§ **Instructions to follow**: The copy you return should hold every record below word for word and no images.

****************

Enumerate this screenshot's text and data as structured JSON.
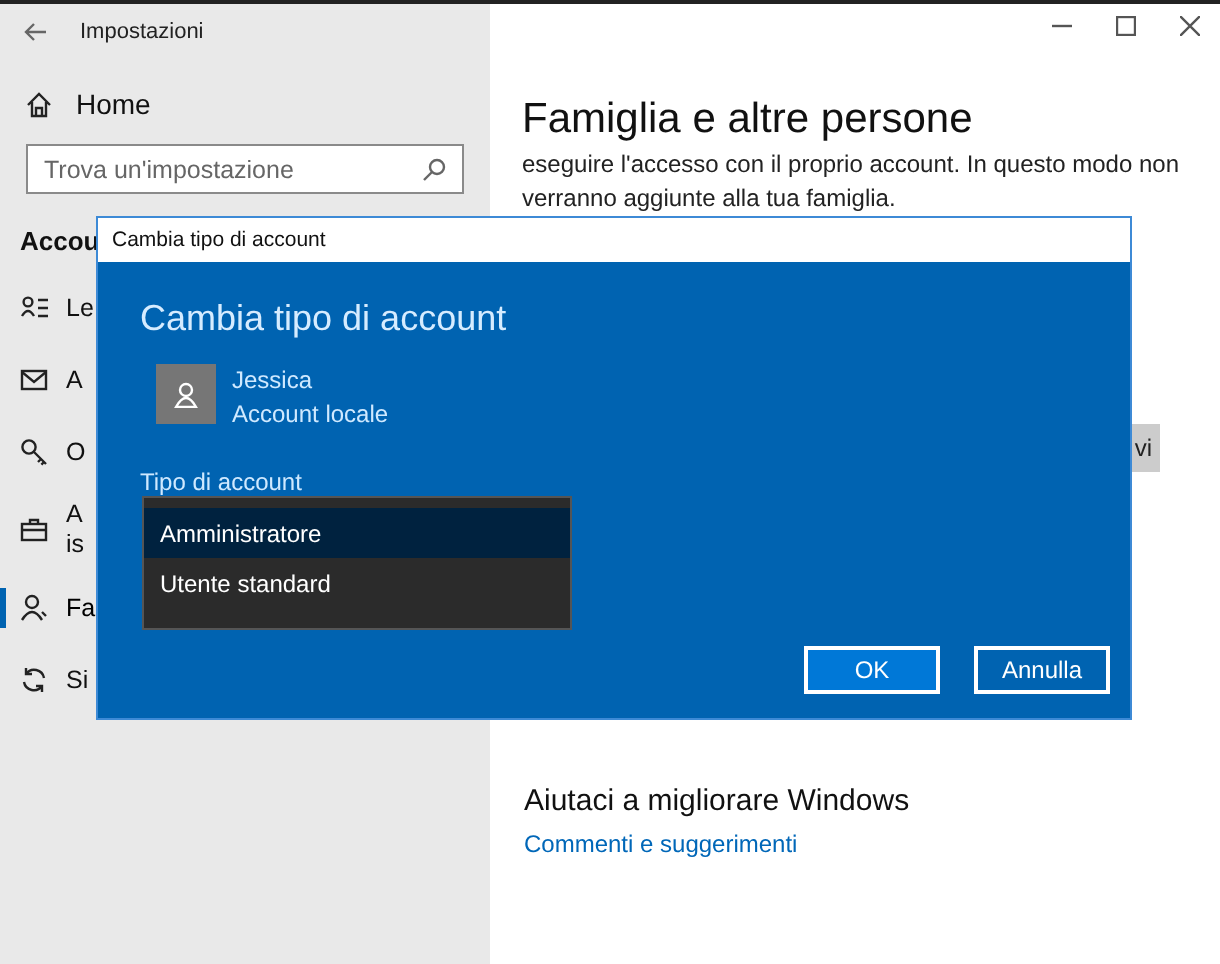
{
  "window": {
    "title": "Impostazioni"
  },
  "sidebar": {
    "home": "Home",
    "search": {
      "placeholder": "Trova un'impostazione"
    },
    "section": "Accou",
    "items": [
      {
        "lines": [
          "Le"
        ],
        "selected": false
      },
      {
        "lines": [
          "A"
        ],
        "selected": false
      },
      {
        "lines": [
          "O"
        ],
        "selected": false
      },
      {
        "lines": [
          "A",
          "is"
        ],
        "selected": false
      },
      {
        "lines": [
          "Fa"
        ],
        "selected": true
      },
      {
        "lines": [
          "Si"
        ],
        "selected": false
      }
    ]
  },
  "content": {
    "heading": "Famiglia e altre persone",
    "paragraph_lines": [
      "eseguire l'accesso con il proprio account. In questo modo non",
      "verranno aggiunte alla tua famiglia."
    ],
    "partial_button": "vi",
    "help_heading": "Aiutaci a migliorare Windows",
    "help_link": "Commenti e suggerimenti"
  },
  "dialog": {
    "title": "Cambia tipo di account",
    "heading": "Cambia tipo di account",
    "user": {
      "name": "Jessica",
      "type": "Account locale"
    },
    "field_label": "Tipo di account",
    "options": [
      {
        "label": "Amministratore",
        "selected": true
      },
      {
        "label": "Utente standard",
        "selected": false
      }
    ],
    "buttons": [
      {
        "label": "OK",
        "kind": "primary"
      },
      {
        "label": "Annulla",
        "kind": "secondary"
      }
    ]
  }
}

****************

§ **Expected output**:
Enumerate this screenshot's text and data as structured JSON.
{
  "window": {
    "title": "Impostazioni"
  },
  "sidebar": {
    "home": "Home",
    "search": {
      "placeholder": "Trova un'impostazione"
    },
    "section": "Accou",
    "items": [
      {
        "lines": [
          "Le"
        ],
        "selected": false
      },
      {
        "lines": [
          "A"
        ],
        "selected": false
      },
      {
        "lines": [
          "O"
        ],
        "selected": false
      },
      {
        "lines": [
          "A",
          "is"
        ],
        "selected": false
      },
      {
        "lines": [
          "Fa"
        ],
        "selected": true
      },
      {
        "lines": [
          "Si"
        ],
        "selected": false
      }
    ]
  },
  "content": {
    "heading": "Famiglia e altre persone",
    "paragraph_lines": [
      "eseguire l'accesso con il proprio account. In questo modo non",
      "verranno aggiunte alla tua famiglia."
    ],
    "partial_button": "vi",
    "help_heading": "Aiutaci a migliorare Windows",
    "help_link": "Commenti e suggerimenti"
  },
  "dialog": {
    "title": "Cambia tipo di account",
    "heading": "Cambia tipo di account",
    "user": {
      "name": "Jessica",
      "type": "Account locale"
    },
    "field_label": "Tipo di account",
    "options": [
      {
        "label": "Amministratore",
        "selected": true
      },
      {
        "label": "Utente standard",
        "selected": false
      }
    ],
    "buttons": [
      {
        "label": "OK",
        "kind": "primary"
      },
      {
        "label": "Annulla",
        "kind": "secondary"
      }
    ]
  }
}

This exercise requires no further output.